Watching the RNC and DNC conventions, those mixing the Kool-Aid and those drinking it was clear. This made me think of the first sociopath I as a writer was obliged to try to make sense of. Here, a clip from Destination Gacy, the story of when I drove cross-country with Rick Gaez, a pen pal of John Wayne Gacy, to visit the serial killer shortly before his execution:
As the visit stretches more than five hours, I start to space out. But Gacy does not weary; on the contrary, he’s gaining momentum, pushing harder. The party guy, the three-time Jaycee Man of the Year is on the podium, and he’s not going to squander it, not at this juncture. He is ravenous to communicate, to verbally get his nut.
“Ask anything you want. I’m not ashamed of anything I’ve ever done.”
He is goading us to ask questions that have been asked a thousand times before, wanting to reiterate the patent alibis (“My employees had keys to my house. Like I told the cops, these people could’ve put those bodies there!”). I can see that Rick, initially curious about Gacy’s crimes but eventually adopting him as a friend, is a little freaked, a little exhausted. He will not take a dip in the bloodbath.
“OK, John, if you got out tomorrow, where would you go?”
Humor from the clown, but it’s rehearsed; I can hear it.
“How do you feel about the May 10 deadline?” Rick asks.
Gacy is silent. He bites into the Ho-Ho we’ve brought him.
“Well, there’s no point in being negative, right? You know the ‘Serenity’ quote? Well, I say [it] a little different: ‘God grant me the strength to change the things I can, to accept the things I cannot—and fuck the rest.’”
He chuckles but his eyes are losing focus, his conversation growing rhetorical.
“You know, they accuse me of killing all these boys, young guys from, what, 25 to 15 or 14? Now why would I do that? I had all the sex I needed; I didn’t need to kill nobody for it.”
With his cuffed hands, Gacy sketches an image on a matchbook.
“You know, I used to give these big dinners for the Elks, hundreds of people. I love people. I love kids. I remember when I was working at a hospital as Pogo the Clown. I walked into this room, and this boy was in traction. He’d been hit by a car, and he was just lying there, his mom at his side. So I come in and start joking with him, pretending I’m gonna fool with his apparatus, and the kid smiles. I look over, and his mom’s crying. I apologize, thinking maybe I offended her or something. But she says, ‘No, it’s just that’s the first time he’s smiled in ten days.’ I tell you, I went down the hall with tears in my eyes; I just felt so good.”
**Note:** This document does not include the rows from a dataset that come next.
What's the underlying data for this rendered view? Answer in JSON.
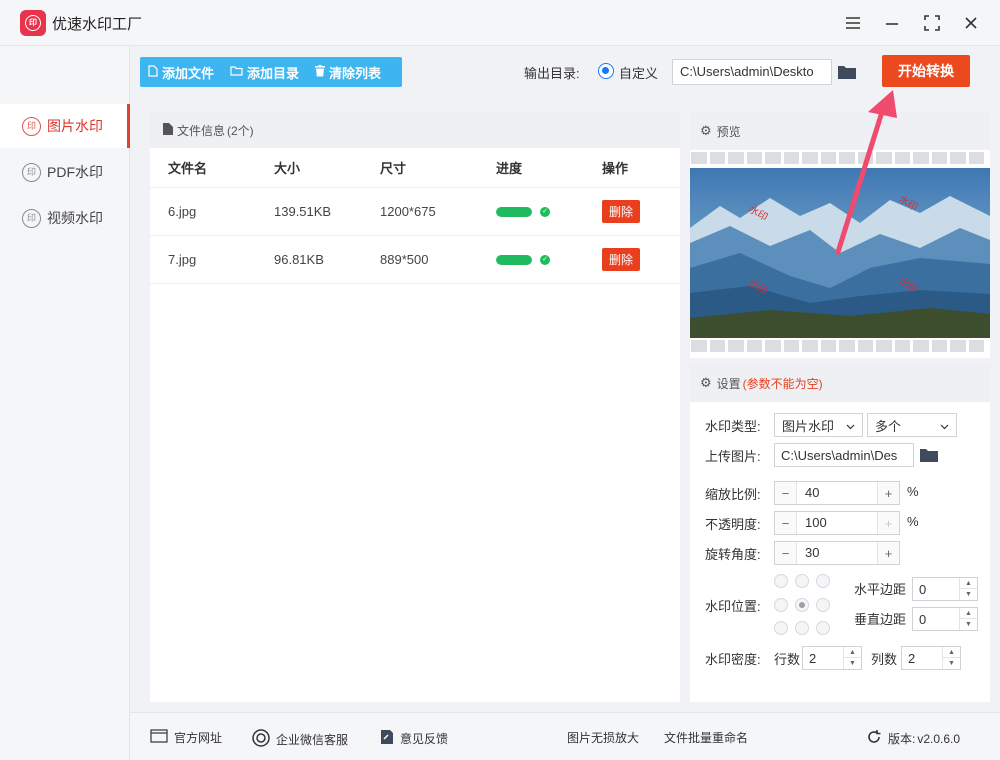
{
  "app": {
    "title": "优速水印工厂"
  },
  "sidebar": {
    "items": [
      {
        "label": "图片水印",
        "active": true
      },
      {
        "label": "PDF水印",
        "active": false
      },
      {
        "label": "视频水印",
        "active": false
      }
    ]
  },
  "toolbar": {
    "add_file": "添加文件",
    "add_folder": "添加目录",
    "clear_list": "清除列表",
    "output_label": "输出目录:",
    "output_mode": "自定义",
    "output_path": "C:\\Users\\admin\\Deskto",
    "start": "开始转换"
  },
  "file_panel": {
    "title": "文件信息",
    "count": "(2个)",
    "columns": [
      "文件名",
      "大小",
      "尺寸",
      "进度",
      "操作"
    ],
    "rows": [
      {
        "name": "6.jpg",
        "size": "139.51KB",
        "dims": "1200*675",
        "progress": 1.0,
        "action": "删除"
      },
      {
        "name": "7.jpg",
        "size": "96.81KB",
        "dims": "889*500",
        "progress": 1.0,
        "action": "删除"
      }
    ]
  },
  "preview": {
    "title": "预览",
    "watermark_text": "水印"
  },
  "settings": {
    "title": "设置",
    "note": "(参数不能为空)",
    "type_label": "水印类型:",
    "type_value": "图片水印",
    "count_value": "多个",
    "upload_label": "上传图片:",
    "upload_path": "C:\\Users\\admin\\Des",
    "scale_label": "缩放比例:",
    "scale_value": "40",
    "opacity_label": "不透明度:",
    "opacity_value": "100",
    "rotate_label": "旋转角度:",
    "rotate_value": "30",
    "percent": "%",
    "position_label": "水印位置:",
    "h_margin_label": "水平边距",
    "h_margin_value": "0",
    "v_margin_label": "垂直边距",
    "v_margin_value": "0",
    "density_label": "水印密度:",
    "rows_label": "行数",
    "rows_value": "2",
    "cols_label": "列数",
    "cols_value": "2"
  },
  "footer": {
    "website": "官方网址",
    "wechat": "企业微信客服",
    "feedback": "意见反馈",
    "enlarge": "图片无损放大",
    "rename": "文件批量重命名",
    "version_label": "版本:",
    "version": "v2.0.6.0"
  },
  "colors": {
    "accent": "#ec4a1e",
    "toolbar": "#3db5f0",
    "progress": "#1fbb5e",
    "active_nav": "#d9362b"
  },
  "icons": [
    "app-logo",
    "menu-icon",
    "minimize-icon",
    "maximize-icon",
    "close-icon",
    "folder-icon",
    "gear-icon",
    "refresh-icon"
  ]
}
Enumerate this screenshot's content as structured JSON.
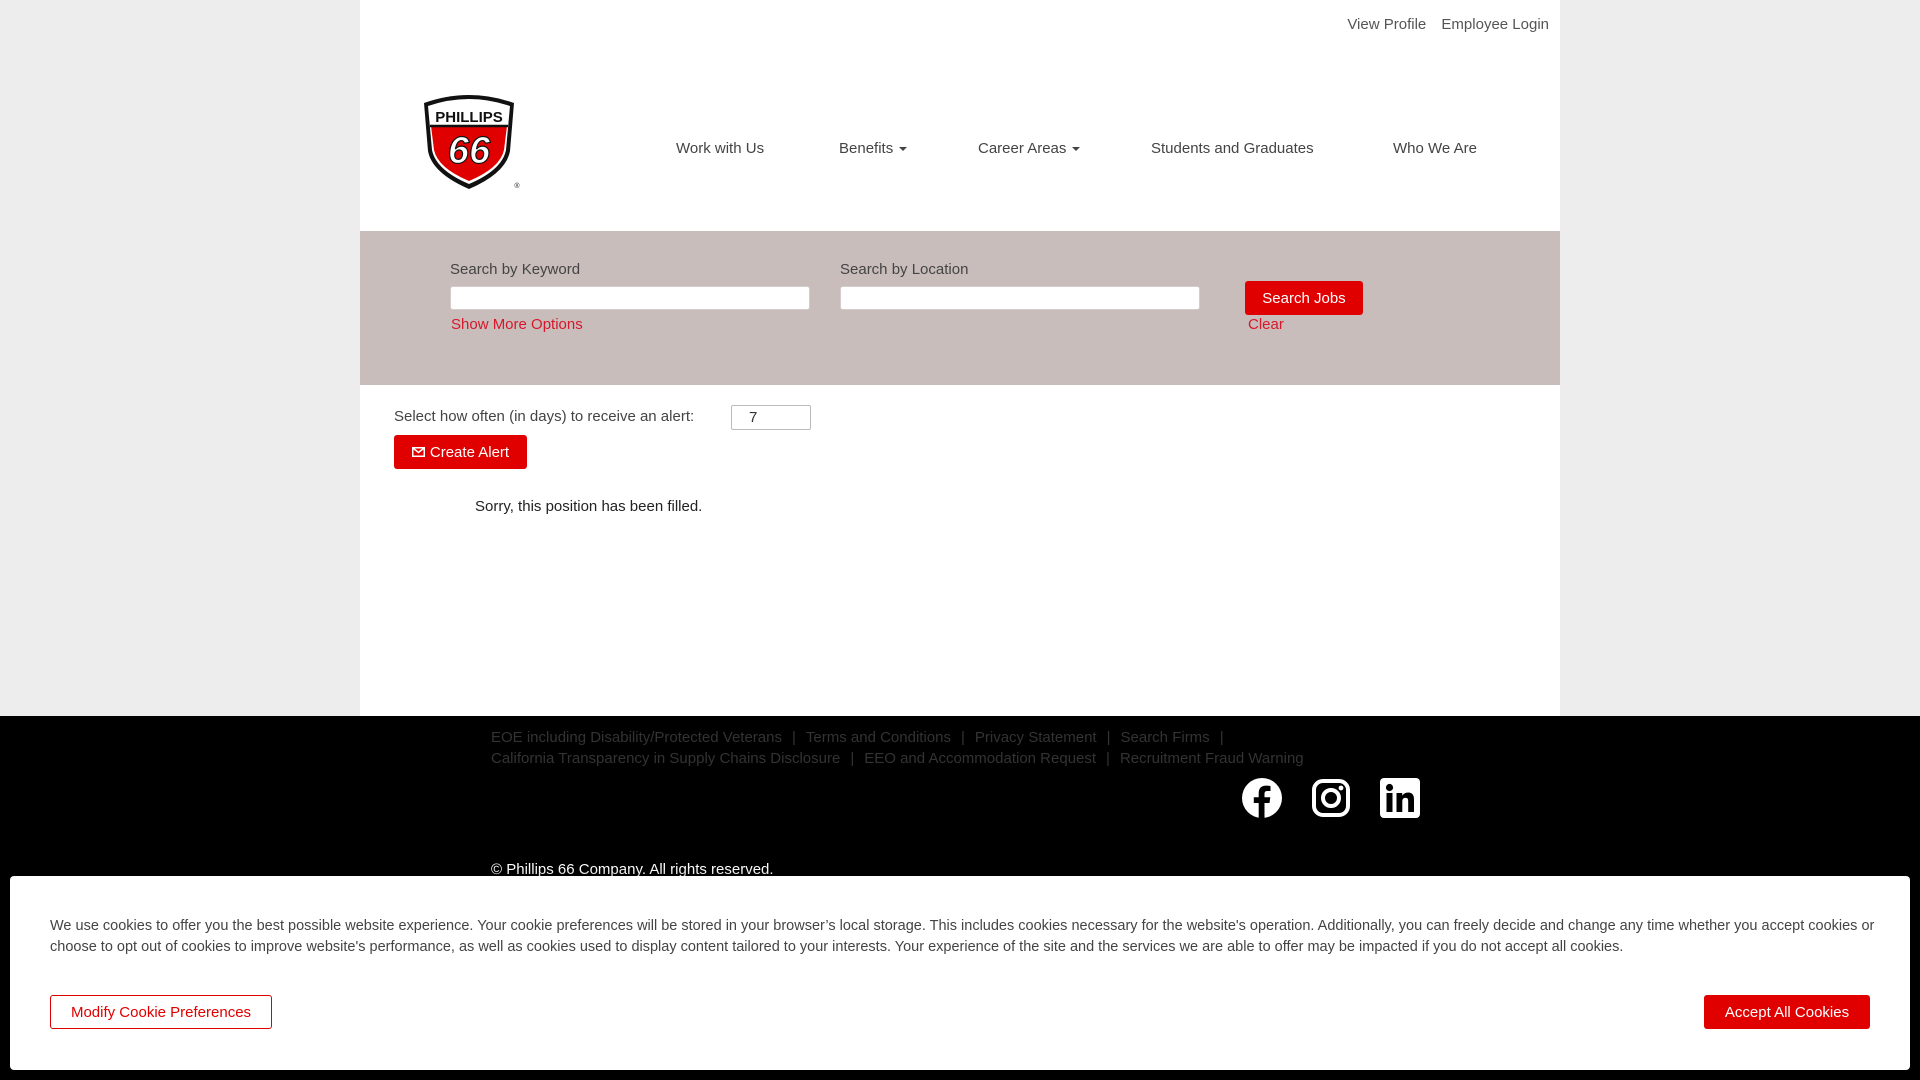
{
  "header": {
    "utility_links": [
      "View Profile",
      "Employee Login"
    ],
    "logo_text": {
      "brand": "PHILLIPS",
      "number": "66",
      "registered": "®"
    }
  },
  "nav": {
    "work": "Work with Us",
    "benefits": "Benefits",
    "career": "Career Areas",
    "students": "Students and Graduates",
    "who": "Who We Are"
  },
  "search": {
    "keyword_label": "Search by Keyword",
    "keyword_value": "",
    "location_label": "Search by Location",
    "location_value": "",
    "more_options": "Show More Options",
    "search_button": "Search Jobs",
    "clear": "Clear"
  },
  "alert": {
    "label": "Select how often (in days) to receive an alert:",
    "days": "7",
    "button": "Create Alert"
  },
  "message": "Sorry, this position has been filled.",
  "footer": {
    "row1": [
      "EOE including Disability/Protected Veterans",
      "Terms and Conditions",
      "Privacy Statement",
      "Search Firms"
    ],
    "row2": [
      "California Transparency in Supply Chains Disclosure",
      "EEO and Accommodation Request",
      "Recruitment Fraud Warning"
    ],
    "social_icons": [
      "facebook-icon",
      "instagram-icon",
      "linkedin-icon"
    ],
    "copyright": "© Phillips 66 Company. All rights reserved."
  },
  "cookie": {
    "text": "We use cookies to offer you the best possible website experience. Your cookie preferences will be stored in your browser’s local storage. This includes cookies necessary for the website's operation. Additionally, you can freely decide and change any time whether you accept cookies or choose to opt out of cookies to improve website's performance, as well as cookies used to display content tailored to your interests. Your experience of the site and the services we are able to offer may be impacted if you do not accept all cookies.",
    "modify": "Modify Cookie Preferences",
    "accept": "Accept All Cookies"
  },
  "colors": {
    "accent": "#e00000",
    "search_band": "#c8bdbb",
    "footer": "#000000",
    "page_bg": "#ededed"
  }
}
He slides over the matchbook. “Here, Rick, for you.”
It’s a doodle of Hitler in profile.
I look at Gacy, trying to stitch the man with the monster, the social creature with the sociopath. This gregarious contractor from Illinois has directly destroyed thousands of lives, indirectly touched perhaps millions more. And he is still reaching out. And we are reaching back: Rick toys with a silver saint’s medal hanging from a chain around his neck.
“John? Can I give you this?” he asks.
Gacy leans in close.
“Well, I’ll tell ya, they’ve got a video camera trained on us, and they won’t allow it. Maybe you can sneak it to me in the hall. Hey, let’s get some pictures.”
A guard snaps off six Polaroids, Gacy smiling like a conventioneer. He pulls out some photos of himself as a clown, signing them to Rick and me, and one for my four-year-old daughter, inscribed, “As you go through life...‘Smile,’ from Patches the Clown, a.k.a. John Wayne Gacy.”
“Two o’clock—let’s go!” a guard yells from the hall.
I see Rick intent on slipping Gacy the medal, but as we say what will surely be our final good-bye, Gacy’s eyes are down the hall. He has tossed the mask, the one that says he cares about you, really. It feels though a steel door has slid between us, or more exactly, that Gacy is the steel door.
“I got an appeal coming up this week,” he says. “I’m keeping a positive attitude.”
We cannot make eye contact.
Rick keeps his medal.